Several figures move through the darkness on a cliff-edge. An inaudible conversation near the brow of the cliff may be the cause for the group to disband. The rest of the film follows the solitary journey of the youngest member of the group, until she rests; where land meets the sea.
A beautiful but hopeless fight against circumstance and the death of an American dream in a by-passed Welsh town. Three kids, forced to make up their own rules, are seduced by the possibility of something better. For what other choice is there when reality lets you down?

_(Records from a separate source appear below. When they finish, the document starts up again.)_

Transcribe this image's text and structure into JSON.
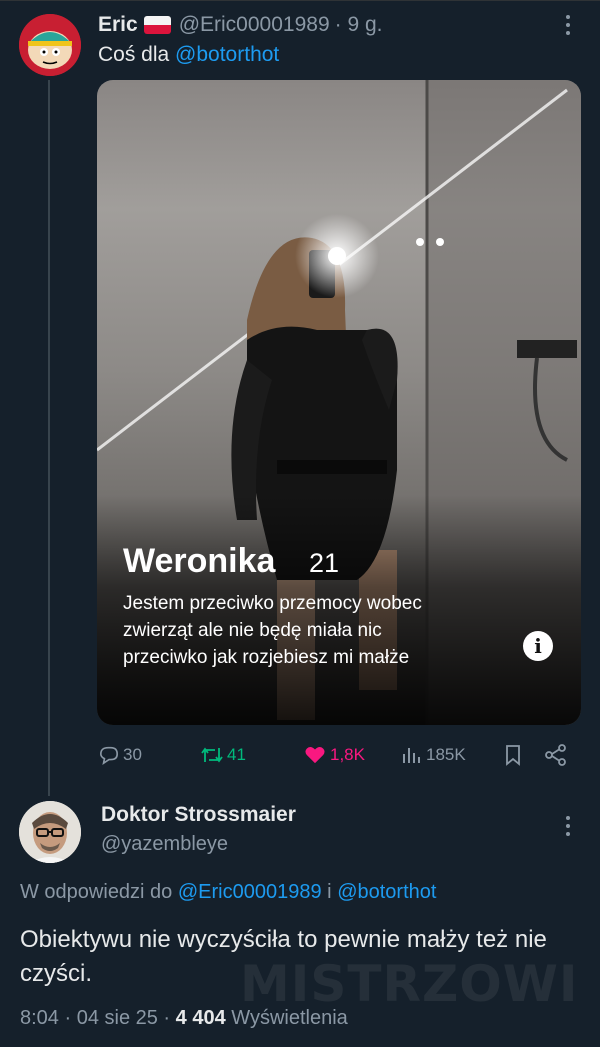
{
  "tweet1": {
    "author_name": "Eric",
    "author_handle": "@Eric00001989",
    "time": "· 9 g.",
    "text_prefix": "Coś dla",
    "mention": "@botorthot",
    "media": {
      "profile_name": "Weronika",
      "profile_age": "21",
      "bio_lines": [
        "Jestem przeciwko przemocy wobec",
        "zwierząt ale nie będę miała nic",
        "przeciwko jak rozjebiesz mi małże"
      ]
    },
    "actions": {
      "replies": "30",
      "retweets": "41",
      "likes": "1,8K",
      "views": "185K"
    }
  },
  "tweet2": {
    "author_name": "Doktor Strossmaier",
    "author_handle": "@yazembleye",
    "reply_prefix": "W odpowiedzi do",
    "reply_user1": "@Eric00001989",
    "reply_and": "i",
    "reply_user2": "@botorthot",
    "text": "Obiektywu nie wyczyściła to pewnie małży też nie czyści.",
    "time": "8:04 · 04 sie 25 ·",
    "views_count": "4 404",
    "views_label": "Wyświetlenia"
  },
  "watermark": "MISTRZOWIE.ORG",
  "icons": [
    "reply-icon",
    "retweet-icon",
    "like-icon",
    "views-icon",
    "bookmark-icon",
    "share-icon",
    "more-icon",
    "info-icon"
  ],
  "colors": {
    "background": "#15202b",
    "link": "#1d9bf0",
    "muted": "#8b98a5",
    "retweet": "#00ba7c",
    "like": "#f91880"
  }
}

Set in the present day in Banwen, a two-bit town in the wilds of Wales’ industrial south, House of America, centres around the Lewis family – Sid, Boyo and Gwenny – whose father Clem has apparently run away to America. Left in charge of their eccentric and mysterious mother – Mam – the kids yearn to escape to the States to visit their father, but the chance of them doing so is remote as there are no jobs for them in the small town.
by Stephen Dwoskin (2012)
Exploring the texture, the beauty and the singularity of aging faces and silhouettes, Age Is meditates through tiny details, a gesture, a pause, a look, on the subjective experience and cultural concepts of ageing.
Jane Arden’s The Other Side of the Underneath is a seriously disturbing film. It is also an uncharacteristically bold one. I think that in a lot of ways it is quite similar to Bernardo Bertollucci’s Partner (1968), a film about a young revolutionary, played by Pierre Clementi, whose life changes dramatically when a double appears and foils his plan to commit suicide. In the opening scene of The Other Side, a schizophrenic woman (Sheila Allen, The Legend of Spider Forest) is pulled out of a lake and placed in an asylum.
The film is based on director Arden’s “A New Communion for Freaks, Prophets and Witches”, a play she staged with the Holocaust women’s theatre troupe. It is comprised of a number of different episodes, each exploring a specific theme – female exploitation, voyeurism, sexual deprivation, etc. The Other Side is also a reflection of its creator’s brush with madness.
The key concept behind The Other Side is intriguing. The film argues that madness is part of a cycle that leads to sanity. It also stresses that this complex process is often misunderstood by those who have never experienced madness. Cultural and societal taboos are cited amongst the main reasons for its existence. Continue reading